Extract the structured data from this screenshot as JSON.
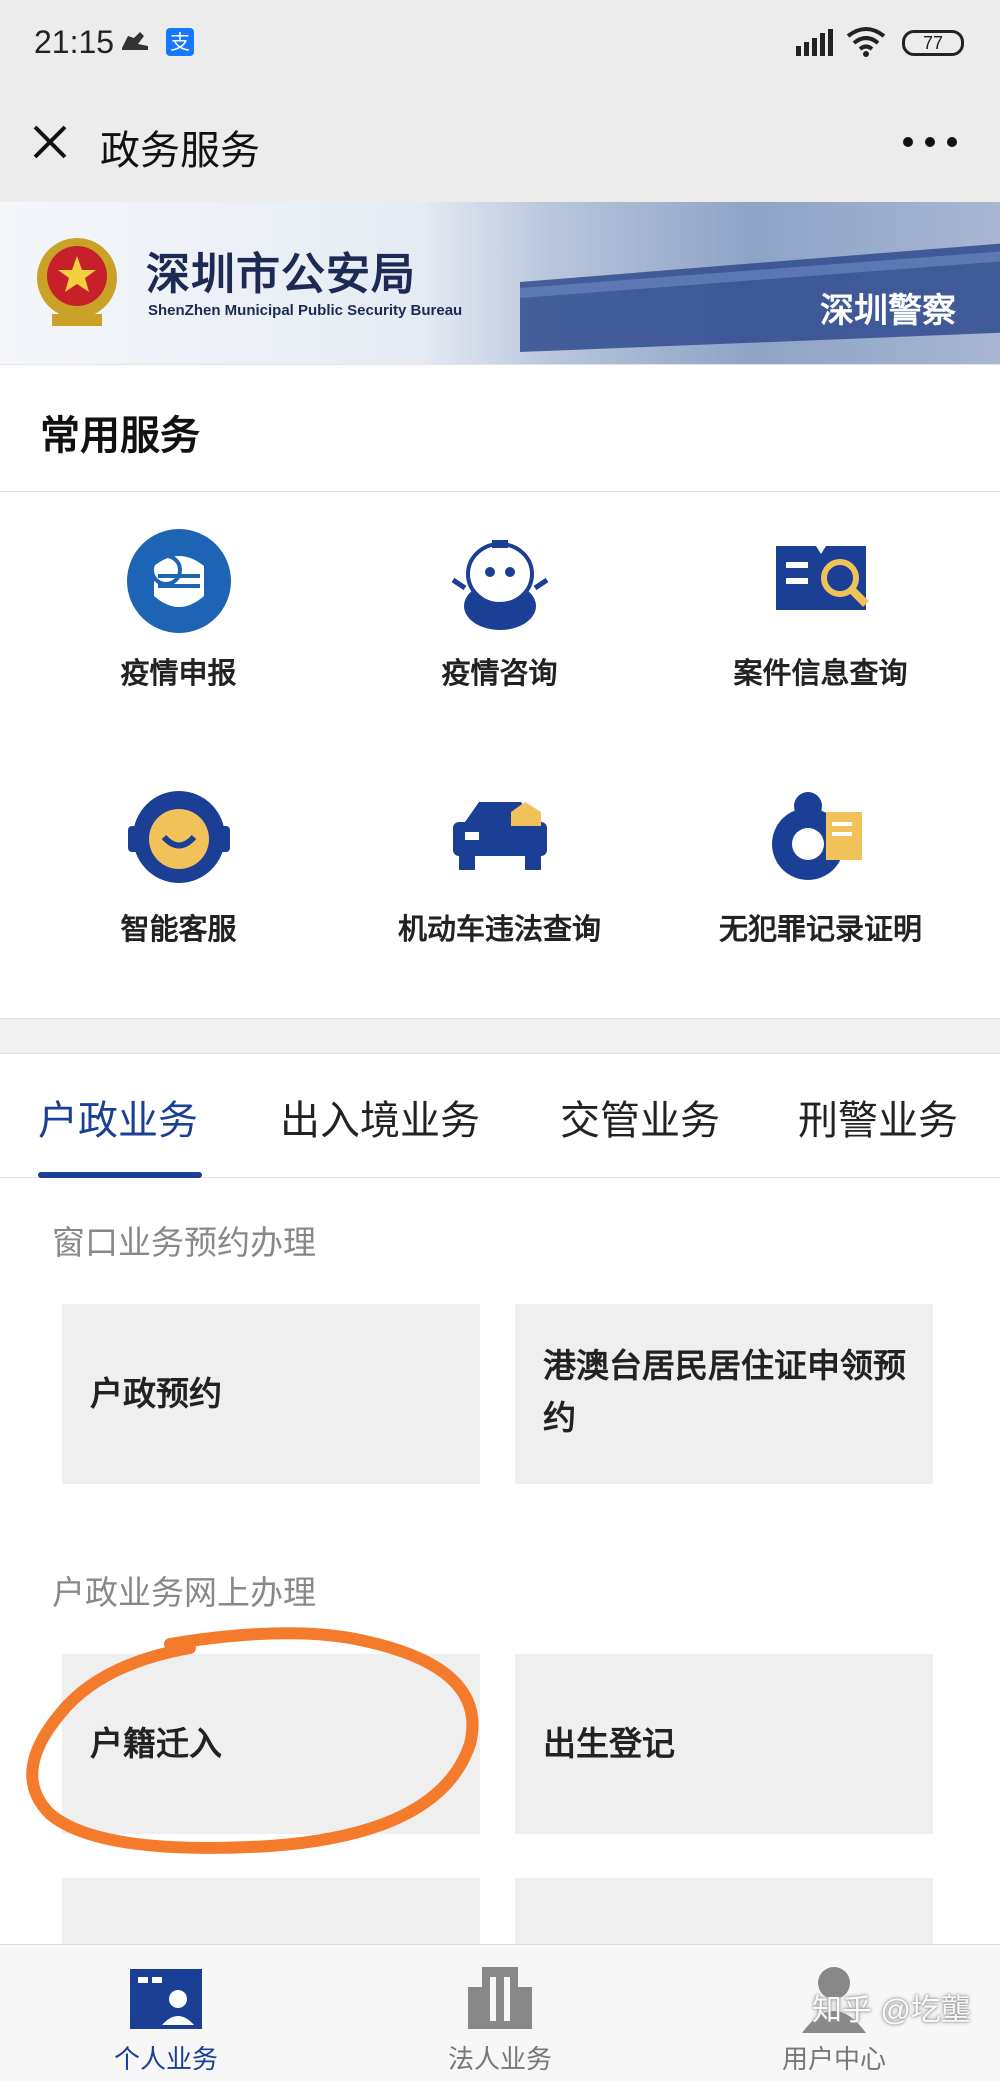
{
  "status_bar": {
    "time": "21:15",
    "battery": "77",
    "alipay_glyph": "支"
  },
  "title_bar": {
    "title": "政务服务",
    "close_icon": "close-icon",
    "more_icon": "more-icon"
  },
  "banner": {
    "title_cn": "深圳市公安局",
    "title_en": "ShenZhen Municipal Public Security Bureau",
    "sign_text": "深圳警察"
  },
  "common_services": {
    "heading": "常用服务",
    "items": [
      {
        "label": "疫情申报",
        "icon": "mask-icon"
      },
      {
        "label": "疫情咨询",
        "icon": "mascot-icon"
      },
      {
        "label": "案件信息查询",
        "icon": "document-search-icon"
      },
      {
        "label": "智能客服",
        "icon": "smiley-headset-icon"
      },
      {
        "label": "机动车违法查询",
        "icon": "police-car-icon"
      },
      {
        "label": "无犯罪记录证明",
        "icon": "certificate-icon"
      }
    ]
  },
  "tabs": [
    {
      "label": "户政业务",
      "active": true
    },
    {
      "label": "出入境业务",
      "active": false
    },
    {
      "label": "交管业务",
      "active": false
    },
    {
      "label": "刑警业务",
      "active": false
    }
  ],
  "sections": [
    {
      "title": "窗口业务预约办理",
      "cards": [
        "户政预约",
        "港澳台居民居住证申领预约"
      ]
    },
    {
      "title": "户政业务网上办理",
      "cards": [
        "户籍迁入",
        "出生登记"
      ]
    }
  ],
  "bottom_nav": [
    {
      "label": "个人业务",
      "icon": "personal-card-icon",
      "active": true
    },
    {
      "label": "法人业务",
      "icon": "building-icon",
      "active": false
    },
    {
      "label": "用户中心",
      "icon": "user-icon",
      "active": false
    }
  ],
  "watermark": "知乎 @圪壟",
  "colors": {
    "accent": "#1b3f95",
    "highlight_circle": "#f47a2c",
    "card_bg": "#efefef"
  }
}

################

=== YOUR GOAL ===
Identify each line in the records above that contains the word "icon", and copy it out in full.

=== EXERCISE SOLUTION ===
    "close_icon": "close-icon",
    "more_icon": "more-icon"
        "icon": "mask-icon"
        "icon": "mascot-icon"
        "icon": "document-search-icon"
        "icon": "smiley-headset-icon"
        "icon": "police-car-icon"
        "icon": "certificate-icon"
      "icon": "personal-card-icon",
      "icon": "building-icon",
      "icon": "user-icon",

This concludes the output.